The problem: Scan the records for the string "purchased" and copy every line that holds it.

Provided data:
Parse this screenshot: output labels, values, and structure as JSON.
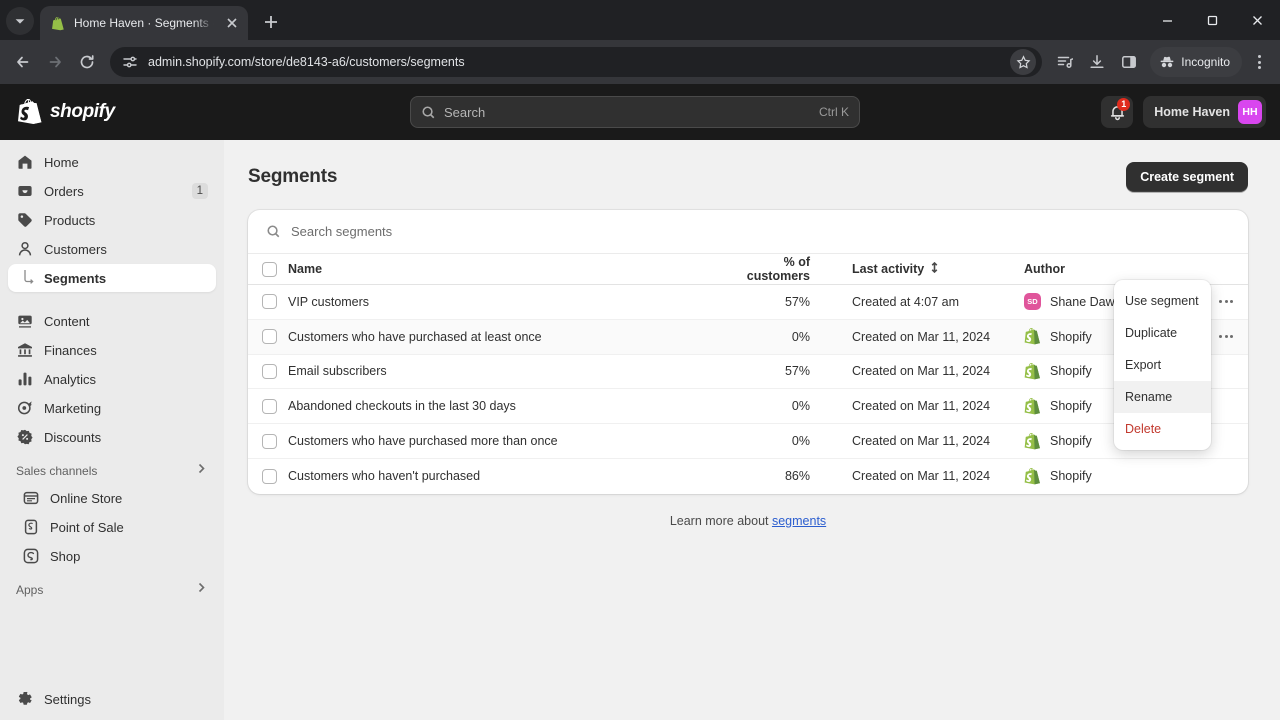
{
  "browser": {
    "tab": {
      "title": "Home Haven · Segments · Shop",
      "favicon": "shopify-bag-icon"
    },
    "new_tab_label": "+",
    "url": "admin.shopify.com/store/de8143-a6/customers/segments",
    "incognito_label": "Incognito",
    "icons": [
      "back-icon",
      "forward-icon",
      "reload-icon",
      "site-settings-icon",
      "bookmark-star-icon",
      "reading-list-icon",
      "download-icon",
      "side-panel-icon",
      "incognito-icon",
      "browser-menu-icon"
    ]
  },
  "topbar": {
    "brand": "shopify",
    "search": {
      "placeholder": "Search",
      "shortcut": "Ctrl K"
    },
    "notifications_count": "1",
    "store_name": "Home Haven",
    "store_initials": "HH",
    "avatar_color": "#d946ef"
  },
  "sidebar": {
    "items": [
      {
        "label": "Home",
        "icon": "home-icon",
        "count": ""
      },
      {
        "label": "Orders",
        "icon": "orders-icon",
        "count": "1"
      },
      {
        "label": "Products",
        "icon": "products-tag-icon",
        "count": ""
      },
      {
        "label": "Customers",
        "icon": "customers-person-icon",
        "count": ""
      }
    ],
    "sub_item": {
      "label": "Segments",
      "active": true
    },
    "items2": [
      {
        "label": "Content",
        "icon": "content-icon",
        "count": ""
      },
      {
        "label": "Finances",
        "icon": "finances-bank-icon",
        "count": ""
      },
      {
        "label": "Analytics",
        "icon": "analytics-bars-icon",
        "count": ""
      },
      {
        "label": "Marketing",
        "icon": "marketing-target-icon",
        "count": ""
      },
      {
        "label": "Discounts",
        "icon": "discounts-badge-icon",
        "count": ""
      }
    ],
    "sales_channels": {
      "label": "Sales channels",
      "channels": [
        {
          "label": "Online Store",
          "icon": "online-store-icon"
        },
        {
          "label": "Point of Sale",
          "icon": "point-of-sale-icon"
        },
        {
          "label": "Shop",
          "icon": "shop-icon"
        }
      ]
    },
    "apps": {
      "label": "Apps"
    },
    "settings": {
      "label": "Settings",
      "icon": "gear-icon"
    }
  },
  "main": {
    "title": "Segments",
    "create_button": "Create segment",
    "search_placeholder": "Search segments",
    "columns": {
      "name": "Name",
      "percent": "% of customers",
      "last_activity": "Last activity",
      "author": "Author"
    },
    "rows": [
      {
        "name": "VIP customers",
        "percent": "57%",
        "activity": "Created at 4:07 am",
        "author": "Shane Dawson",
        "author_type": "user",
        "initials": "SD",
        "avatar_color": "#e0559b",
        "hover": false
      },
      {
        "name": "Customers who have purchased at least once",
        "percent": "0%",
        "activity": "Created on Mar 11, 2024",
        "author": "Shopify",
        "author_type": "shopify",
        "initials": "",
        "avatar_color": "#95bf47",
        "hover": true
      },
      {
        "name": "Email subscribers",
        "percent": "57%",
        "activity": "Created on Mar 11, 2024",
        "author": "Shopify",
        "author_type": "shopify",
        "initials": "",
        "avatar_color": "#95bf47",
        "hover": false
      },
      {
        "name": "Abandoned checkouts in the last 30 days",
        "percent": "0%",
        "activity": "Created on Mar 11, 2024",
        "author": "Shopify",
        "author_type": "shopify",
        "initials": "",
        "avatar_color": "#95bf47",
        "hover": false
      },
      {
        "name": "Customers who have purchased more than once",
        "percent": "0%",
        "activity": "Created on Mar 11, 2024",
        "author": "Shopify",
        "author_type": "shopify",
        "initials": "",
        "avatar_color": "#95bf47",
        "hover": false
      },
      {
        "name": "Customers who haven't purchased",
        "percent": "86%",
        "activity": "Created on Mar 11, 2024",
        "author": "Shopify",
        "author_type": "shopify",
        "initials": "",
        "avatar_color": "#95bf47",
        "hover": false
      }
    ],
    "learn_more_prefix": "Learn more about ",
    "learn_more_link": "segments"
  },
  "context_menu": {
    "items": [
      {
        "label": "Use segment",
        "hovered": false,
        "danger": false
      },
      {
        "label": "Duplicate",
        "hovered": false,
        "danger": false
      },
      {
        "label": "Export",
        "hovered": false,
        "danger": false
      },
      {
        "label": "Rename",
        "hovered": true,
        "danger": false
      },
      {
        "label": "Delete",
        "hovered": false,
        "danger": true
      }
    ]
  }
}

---

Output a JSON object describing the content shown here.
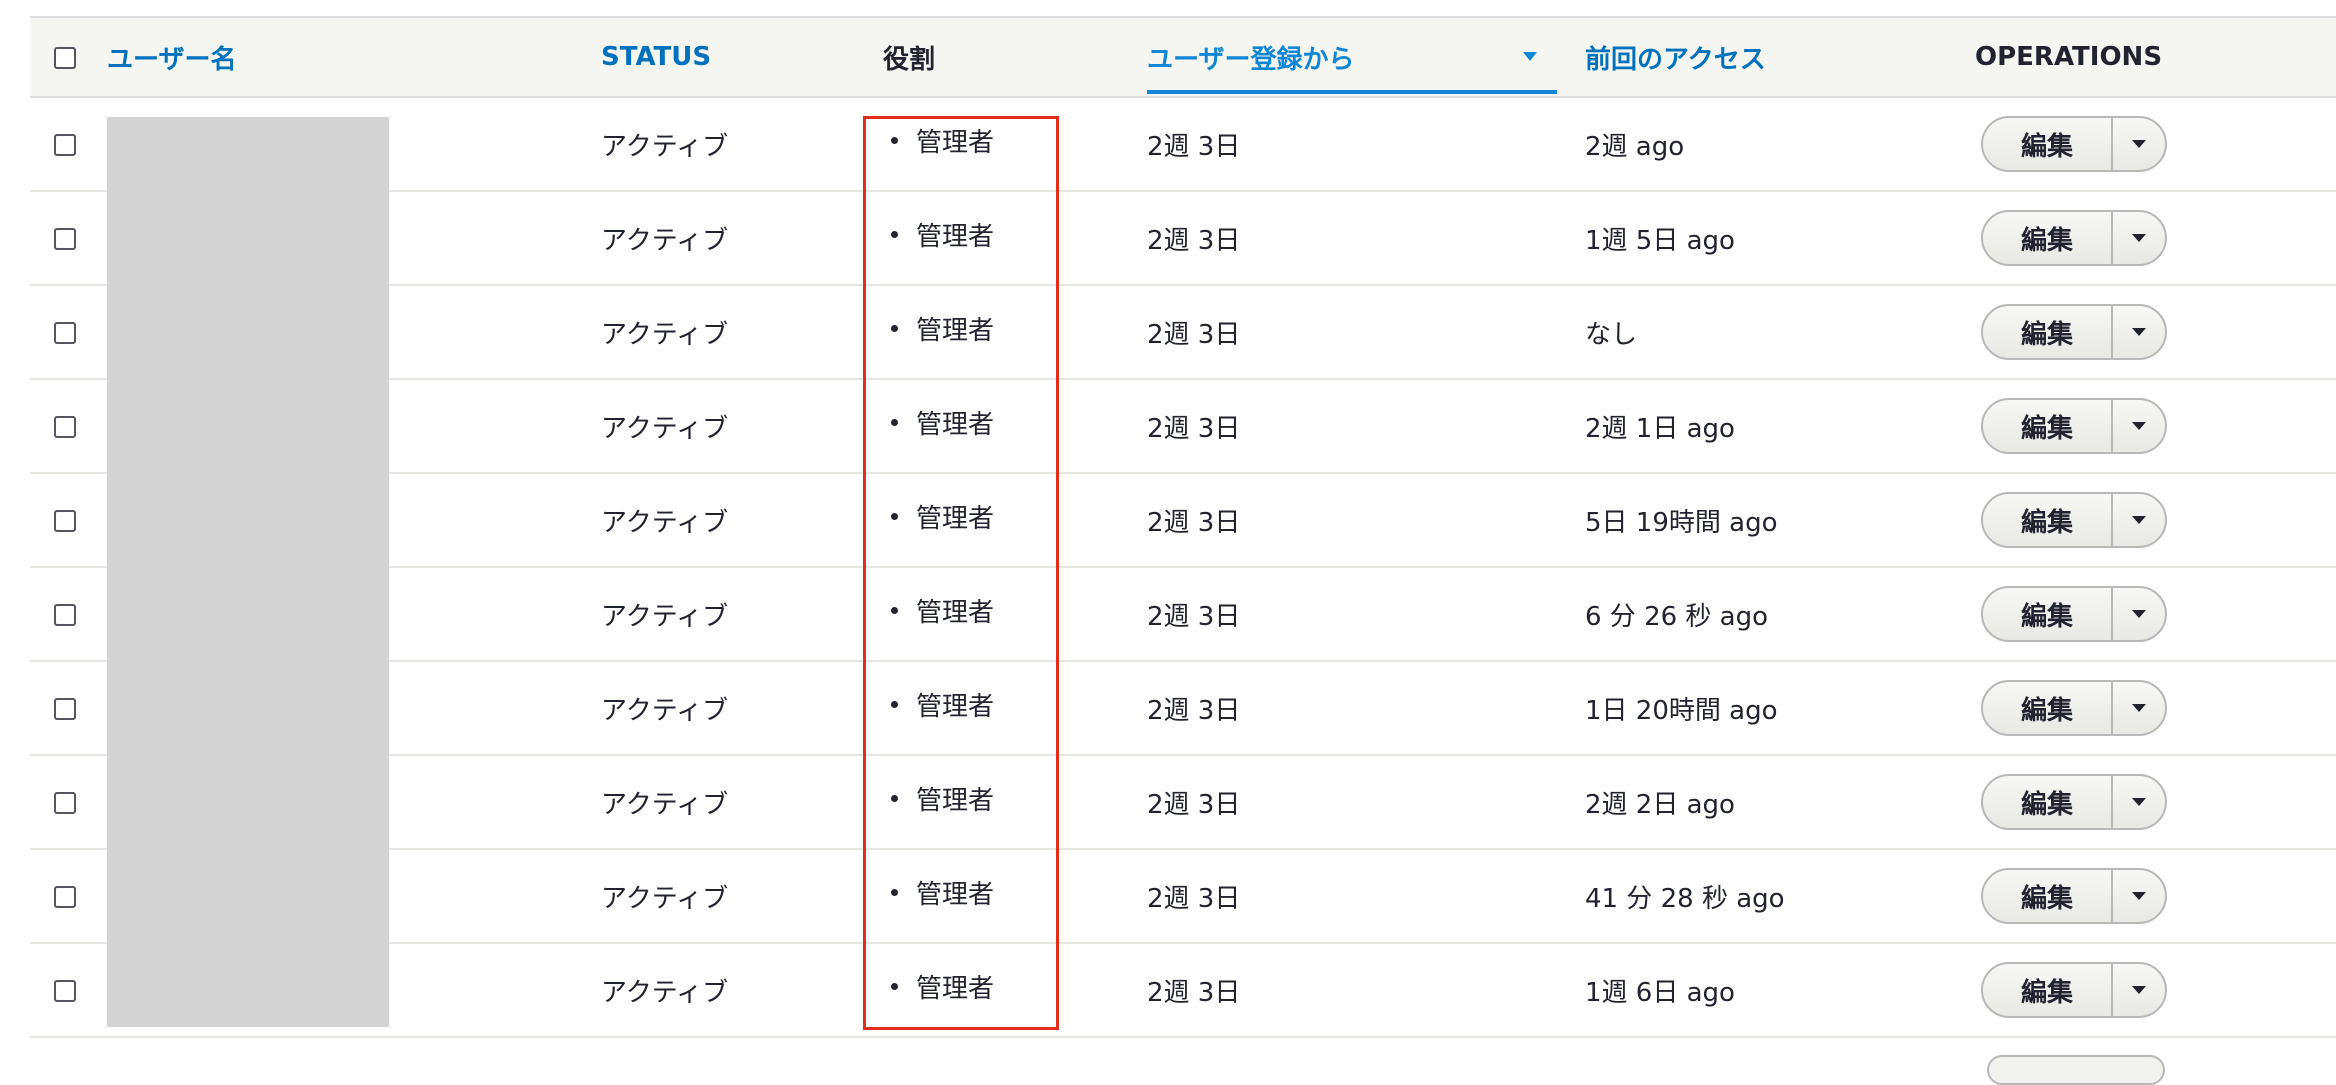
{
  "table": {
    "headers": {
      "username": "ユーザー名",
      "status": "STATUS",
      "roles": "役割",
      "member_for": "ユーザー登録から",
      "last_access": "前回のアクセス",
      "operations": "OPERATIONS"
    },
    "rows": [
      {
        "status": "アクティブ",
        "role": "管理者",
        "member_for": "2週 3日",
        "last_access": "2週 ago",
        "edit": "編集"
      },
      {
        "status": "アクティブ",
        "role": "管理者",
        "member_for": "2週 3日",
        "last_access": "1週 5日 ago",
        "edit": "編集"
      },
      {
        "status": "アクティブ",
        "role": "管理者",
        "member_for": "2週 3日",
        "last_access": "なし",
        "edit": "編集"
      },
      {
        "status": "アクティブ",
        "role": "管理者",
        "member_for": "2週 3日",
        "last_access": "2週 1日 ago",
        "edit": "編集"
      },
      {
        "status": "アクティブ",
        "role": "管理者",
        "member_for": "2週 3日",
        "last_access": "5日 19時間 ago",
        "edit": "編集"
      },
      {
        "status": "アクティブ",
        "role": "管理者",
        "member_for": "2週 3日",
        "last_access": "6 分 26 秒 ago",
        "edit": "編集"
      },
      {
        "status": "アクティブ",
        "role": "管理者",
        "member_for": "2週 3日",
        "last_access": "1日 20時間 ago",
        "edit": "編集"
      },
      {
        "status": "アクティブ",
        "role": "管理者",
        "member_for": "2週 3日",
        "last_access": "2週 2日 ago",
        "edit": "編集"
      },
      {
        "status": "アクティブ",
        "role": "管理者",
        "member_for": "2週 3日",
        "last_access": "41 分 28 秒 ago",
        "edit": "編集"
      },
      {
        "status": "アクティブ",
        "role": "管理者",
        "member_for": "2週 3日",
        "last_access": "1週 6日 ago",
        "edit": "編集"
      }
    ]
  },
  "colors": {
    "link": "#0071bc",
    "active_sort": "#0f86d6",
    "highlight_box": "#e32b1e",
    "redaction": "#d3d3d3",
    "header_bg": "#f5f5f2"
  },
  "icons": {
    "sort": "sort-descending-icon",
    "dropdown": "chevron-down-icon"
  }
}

Answer area:
        "name": "Customers who have purchased at least once",
        "name": "Customers who have purchased more than once",
        "name": "Customers who haven't purchased",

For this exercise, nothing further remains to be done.